══ Available records
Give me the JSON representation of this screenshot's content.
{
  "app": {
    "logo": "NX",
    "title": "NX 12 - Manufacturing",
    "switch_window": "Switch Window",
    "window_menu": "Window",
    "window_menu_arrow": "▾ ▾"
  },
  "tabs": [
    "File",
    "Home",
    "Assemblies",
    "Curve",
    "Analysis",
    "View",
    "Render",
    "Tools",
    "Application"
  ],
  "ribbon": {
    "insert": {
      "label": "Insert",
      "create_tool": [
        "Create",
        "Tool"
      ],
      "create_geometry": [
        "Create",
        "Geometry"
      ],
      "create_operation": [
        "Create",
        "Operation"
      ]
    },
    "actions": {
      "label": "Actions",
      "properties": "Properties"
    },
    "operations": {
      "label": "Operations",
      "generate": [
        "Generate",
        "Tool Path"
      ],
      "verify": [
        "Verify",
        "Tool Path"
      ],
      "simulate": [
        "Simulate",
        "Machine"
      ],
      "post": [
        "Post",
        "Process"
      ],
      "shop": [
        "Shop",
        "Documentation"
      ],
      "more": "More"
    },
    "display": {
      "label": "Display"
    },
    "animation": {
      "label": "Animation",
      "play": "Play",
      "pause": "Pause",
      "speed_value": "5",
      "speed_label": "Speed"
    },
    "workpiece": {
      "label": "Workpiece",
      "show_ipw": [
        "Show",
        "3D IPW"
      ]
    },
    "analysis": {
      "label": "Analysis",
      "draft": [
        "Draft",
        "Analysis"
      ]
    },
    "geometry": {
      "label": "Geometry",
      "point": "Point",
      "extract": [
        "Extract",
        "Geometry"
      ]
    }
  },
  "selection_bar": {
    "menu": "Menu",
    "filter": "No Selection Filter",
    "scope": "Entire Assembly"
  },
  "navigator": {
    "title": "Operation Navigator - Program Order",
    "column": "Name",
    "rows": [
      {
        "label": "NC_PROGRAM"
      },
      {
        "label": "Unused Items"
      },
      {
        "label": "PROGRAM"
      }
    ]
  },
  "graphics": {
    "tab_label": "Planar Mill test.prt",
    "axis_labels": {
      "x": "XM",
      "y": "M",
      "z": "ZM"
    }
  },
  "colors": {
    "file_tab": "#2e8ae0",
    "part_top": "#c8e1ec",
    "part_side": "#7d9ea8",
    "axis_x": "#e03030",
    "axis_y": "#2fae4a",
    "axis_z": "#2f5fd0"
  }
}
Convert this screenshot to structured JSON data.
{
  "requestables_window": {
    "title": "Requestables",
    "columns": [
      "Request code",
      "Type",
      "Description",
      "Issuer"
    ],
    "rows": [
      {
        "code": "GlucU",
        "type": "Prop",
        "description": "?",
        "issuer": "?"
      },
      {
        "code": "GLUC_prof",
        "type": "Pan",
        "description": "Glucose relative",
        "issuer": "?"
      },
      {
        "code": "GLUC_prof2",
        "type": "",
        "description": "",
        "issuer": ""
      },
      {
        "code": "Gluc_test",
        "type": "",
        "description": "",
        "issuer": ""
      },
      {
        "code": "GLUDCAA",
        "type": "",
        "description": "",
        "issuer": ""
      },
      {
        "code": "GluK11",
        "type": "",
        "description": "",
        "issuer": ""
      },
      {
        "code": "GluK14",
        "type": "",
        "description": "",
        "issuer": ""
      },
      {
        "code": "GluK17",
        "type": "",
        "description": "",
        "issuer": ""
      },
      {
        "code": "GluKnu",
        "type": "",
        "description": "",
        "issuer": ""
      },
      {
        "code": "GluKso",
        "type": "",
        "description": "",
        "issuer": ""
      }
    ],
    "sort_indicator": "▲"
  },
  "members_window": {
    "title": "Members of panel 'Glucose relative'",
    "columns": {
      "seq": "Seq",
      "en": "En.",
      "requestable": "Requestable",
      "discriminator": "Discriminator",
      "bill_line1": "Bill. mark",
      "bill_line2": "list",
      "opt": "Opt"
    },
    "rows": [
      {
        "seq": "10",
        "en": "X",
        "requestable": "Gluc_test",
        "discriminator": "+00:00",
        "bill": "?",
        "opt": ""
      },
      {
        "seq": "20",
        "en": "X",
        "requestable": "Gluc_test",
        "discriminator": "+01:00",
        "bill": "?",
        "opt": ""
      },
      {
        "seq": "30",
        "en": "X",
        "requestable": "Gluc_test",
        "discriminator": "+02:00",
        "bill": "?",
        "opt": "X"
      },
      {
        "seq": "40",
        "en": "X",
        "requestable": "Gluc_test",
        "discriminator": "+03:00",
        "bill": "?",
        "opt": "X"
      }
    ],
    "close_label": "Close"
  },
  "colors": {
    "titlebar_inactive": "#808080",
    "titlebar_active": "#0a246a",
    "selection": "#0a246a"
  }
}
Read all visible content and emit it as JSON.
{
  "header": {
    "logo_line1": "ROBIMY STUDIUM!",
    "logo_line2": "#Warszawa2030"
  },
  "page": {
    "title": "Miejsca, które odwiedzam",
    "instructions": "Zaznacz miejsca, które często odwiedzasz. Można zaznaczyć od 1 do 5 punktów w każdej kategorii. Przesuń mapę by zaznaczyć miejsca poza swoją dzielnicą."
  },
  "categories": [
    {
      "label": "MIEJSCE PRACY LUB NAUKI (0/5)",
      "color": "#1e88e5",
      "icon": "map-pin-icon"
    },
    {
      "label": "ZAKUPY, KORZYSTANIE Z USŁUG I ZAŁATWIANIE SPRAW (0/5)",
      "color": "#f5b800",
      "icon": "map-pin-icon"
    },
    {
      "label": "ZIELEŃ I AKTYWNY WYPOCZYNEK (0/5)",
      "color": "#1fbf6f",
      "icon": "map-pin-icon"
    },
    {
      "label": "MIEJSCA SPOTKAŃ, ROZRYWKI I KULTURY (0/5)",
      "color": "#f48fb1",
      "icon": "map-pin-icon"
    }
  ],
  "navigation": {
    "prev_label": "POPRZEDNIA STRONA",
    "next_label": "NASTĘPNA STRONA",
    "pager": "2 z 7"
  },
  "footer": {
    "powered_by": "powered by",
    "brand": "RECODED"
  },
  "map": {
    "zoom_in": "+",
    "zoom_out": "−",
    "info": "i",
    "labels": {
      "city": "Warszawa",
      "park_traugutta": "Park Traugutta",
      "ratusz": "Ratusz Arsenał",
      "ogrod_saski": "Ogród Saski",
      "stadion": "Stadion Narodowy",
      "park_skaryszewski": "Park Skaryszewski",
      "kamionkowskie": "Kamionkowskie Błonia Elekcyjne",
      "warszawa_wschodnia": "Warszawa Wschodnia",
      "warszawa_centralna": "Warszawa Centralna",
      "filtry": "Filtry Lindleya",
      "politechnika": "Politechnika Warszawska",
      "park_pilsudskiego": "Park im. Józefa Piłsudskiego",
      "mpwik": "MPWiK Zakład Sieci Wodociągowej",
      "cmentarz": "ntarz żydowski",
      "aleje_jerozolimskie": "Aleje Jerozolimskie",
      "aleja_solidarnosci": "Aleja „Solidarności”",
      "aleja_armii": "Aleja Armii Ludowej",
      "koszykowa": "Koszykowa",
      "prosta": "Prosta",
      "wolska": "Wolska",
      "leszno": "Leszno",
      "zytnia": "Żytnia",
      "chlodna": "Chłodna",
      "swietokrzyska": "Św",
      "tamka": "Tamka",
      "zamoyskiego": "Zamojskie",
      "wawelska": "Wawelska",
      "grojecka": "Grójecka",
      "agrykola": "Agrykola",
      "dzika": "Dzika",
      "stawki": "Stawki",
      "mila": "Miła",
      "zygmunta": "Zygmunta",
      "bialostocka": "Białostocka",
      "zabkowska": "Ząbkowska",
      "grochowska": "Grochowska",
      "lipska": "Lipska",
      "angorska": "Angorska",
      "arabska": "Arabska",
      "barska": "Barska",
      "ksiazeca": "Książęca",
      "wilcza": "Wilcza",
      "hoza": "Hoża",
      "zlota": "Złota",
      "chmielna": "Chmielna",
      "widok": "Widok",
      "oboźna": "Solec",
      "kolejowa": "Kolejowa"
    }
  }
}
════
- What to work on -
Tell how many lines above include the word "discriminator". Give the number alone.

- Response to this exercise -
5